But one tech period is rarely found on Shadow World: civilizations and tech based on chemical reactions and the use of fossil fuels. More specifically, gunpowder and the advent of explosives and guns.

The fusion of guns and magic have become a popular theme in fiction, but Shadow World has some built in roadblocks that seem to prevent widespread use. In the Master Atlas we find this:

Gunpowder: The secret of this potentially devastating
tool is far from being unlocked, by even
the most advanced cultures on the Shadow World.
The power of magic has stagnated any desire for a
chemical explosive, and the mysteriously fluctuating
effects of the Essænce can have a transmuting
effect on chemical reactions

I expanded on this a bit more in my own SW campaign:

The “Viir” seems to fundamentally change both ionic and covalent bonding for molecular and macromolecular structures.  In practice this energy field is distorting chemical interactions and material structures most acutely—

In short, the Essaence is disruptive to chemical reactions and/or Magic itself precludes the need for such technology. Why invent a grenade when many people can cast a Fireball or Firebolt?

Personally I like the mix of tech and possible settings that can be found in SW, and introducing guns and related tech can add a new element to gameplay. So how can explosives be introduced to Kulthea:

  1. Outsiders. Kulthea has been explored by off-planet visitors. Some have arrived in spacefaring vehicles while others via “portals”. If they have explosives or munitions they might be reliable–for some period of time. Either you could argue that their chemical properties are stable due to their production off-world, or that it takes time for the Essaence fields to corrupt their potential.
  2. Demons. The Fifth Pale is a nightmarish place of industrial technology gone mad. Smokestacks and gigantic refinery-like superstructures fill this world, which is constantly enveloped in a luminous steam. The rhythmic wheezing of bellows mixes with the clatter of gears and the roar of engines. Foul pools of chemicals, theiroil-slicked surfaces aflame, illuminate open-scaffold elevators, steel mesh platforms, and large, baroque machines of incomprehensible function. It’s seem common sensical that Demons from this realm could have guns, explosives and munitions.
  3. Tinkerers & Alchemy. Expanded alchemy rules and perhaps a tech based profession (not using spells) can provide an avenue for guns, explosives and other violent delights. Of course, Kulthea based chemistry should not be reliable, but really, isn’t that half the fun?

4. Those damn Elves! Of course the Elves in Namar-tol are experimenting with chemical based combustion, explosives and projectiles. Here we have it, the beginning of it all:
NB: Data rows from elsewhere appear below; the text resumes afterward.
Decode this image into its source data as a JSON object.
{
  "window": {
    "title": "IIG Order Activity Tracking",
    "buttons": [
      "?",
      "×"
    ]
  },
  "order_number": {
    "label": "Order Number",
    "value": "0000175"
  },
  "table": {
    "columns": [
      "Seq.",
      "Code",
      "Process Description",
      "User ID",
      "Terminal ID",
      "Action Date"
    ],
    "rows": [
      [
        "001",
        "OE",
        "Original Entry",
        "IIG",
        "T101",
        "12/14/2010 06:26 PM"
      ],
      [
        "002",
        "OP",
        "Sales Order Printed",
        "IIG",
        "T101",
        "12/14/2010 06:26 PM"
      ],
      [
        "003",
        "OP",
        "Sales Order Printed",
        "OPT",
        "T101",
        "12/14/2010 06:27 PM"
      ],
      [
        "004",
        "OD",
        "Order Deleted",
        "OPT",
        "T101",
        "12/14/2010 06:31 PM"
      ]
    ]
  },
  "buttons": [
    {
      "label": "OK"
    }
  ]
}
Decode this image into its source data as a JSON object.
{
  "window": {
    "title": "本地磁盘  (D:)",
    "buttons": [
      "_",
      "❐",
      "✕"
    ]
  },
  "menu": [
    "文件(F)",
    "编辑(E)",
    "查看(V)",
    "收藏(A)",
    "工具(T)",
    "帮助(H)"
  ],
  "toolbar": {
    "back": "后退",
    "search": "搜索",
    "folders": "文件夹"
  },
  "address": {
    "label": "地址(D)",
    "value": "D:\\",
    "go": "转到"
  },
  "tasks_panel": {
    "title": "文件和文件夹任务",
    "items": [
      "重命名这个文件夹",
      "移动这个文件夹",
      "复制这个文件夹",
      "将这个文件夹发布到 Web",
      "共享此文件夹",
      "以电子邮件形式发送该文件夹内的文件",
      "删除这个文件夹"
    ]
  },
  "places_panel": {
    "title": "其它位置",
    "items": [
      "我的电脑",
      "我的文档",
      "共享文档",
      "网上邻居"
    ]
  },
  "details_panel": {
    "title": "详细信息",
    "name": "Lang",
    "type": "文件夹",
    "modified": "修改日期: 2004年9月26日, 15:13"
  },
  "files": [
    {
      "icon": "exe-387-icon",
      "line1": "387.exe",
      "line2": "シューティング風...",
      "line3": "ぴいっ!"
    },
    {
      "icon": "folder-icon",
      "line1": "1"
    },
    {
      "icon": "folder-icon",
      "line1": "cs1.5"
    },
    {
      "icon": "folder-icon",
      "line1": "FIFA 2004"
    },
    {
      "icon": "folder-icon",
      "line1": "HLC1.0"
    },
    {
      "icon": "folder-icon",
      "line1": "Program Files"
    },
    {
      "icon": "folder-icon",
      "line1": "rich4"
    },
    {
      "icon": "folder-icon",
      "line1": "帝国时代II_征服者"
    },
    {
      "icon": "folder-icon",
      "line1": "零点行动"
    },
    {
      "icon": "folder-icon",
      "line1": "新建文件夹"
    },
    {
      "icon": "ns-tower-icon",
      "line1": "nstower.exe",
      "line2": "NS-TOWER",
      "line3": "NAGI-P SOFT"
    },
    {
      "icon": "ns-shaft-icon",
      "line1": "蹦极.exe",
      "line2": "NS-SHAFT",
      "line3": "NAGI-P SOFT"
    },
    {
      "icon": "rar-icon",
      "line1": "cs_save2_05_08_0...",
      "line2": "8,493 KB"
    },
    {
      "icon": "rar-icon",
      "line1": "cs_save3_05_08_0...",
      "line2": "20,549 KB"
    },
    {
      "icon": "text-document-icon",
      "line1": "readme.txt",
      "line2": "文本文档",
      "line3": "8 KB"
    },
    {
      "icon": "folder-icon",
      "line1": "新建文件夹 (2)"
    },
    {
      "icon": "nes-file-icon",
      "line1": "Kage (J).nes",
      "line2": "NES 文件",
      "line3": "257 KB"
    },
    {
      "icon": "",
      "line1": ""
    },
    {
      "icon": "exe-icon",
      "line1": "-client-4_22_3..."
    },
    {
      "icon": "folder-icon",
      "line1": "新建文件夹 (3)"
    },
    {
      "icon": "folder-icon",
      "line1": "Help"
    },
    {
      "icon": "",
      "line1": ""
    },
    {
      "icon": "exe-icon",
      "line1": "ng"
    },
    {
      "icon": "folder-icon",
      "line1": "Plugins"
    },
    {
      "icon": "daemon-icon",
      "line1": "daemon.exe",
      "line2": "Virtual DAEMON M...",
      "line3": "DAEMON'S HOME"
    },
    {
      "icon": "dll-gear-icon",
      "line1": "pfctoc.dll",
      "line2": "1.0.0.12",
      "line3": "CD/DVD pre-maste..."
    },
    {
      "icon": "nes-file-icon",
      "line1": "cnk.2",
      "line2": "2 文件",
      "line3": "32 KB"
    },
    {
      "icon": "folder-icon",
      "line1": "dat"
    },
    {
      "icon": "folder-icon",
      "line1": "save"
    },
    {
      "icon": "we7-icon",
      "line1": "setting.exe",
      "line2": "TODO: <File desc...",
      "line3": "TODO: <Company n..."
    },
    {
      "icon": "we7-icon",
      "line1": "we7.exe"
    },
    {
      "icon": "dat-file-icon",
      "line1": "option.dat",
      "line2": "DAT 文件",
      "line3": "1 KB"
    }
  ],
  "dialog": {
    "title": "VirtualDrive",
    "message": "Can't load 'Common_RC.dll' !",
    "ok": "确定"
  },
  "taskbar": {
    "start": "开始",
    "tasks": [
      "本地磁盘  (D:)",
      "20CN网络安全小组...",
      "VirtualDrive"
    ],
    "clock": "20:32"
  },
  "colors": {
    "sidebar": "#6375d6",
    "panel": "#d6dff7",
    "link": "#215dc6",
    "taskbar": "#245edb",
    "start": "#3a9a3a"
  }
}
5•45: Emer: The Lankan Empire sends a small
fleet across the Circular Sea from their port of
Kûru-kal, with the goal of seizing the northwestern
Loari isle of Surt Naduum. The first warboat
barely reaches shore before airborne Loari
battleships appear and drop exploding canisters—“
bombs”—on Lankan ships. This marks
the first known use of chemical explosives since
the Interregnum.
The Lankan ships are destroyed
and the few Lankani who reach shore
are captured. Námar-Tol sends a warning to the
Lankani that any further aggression will be met
by overwhelming force.

I’d be interested in your take on guns, gunpowder and explosives in your own SW game!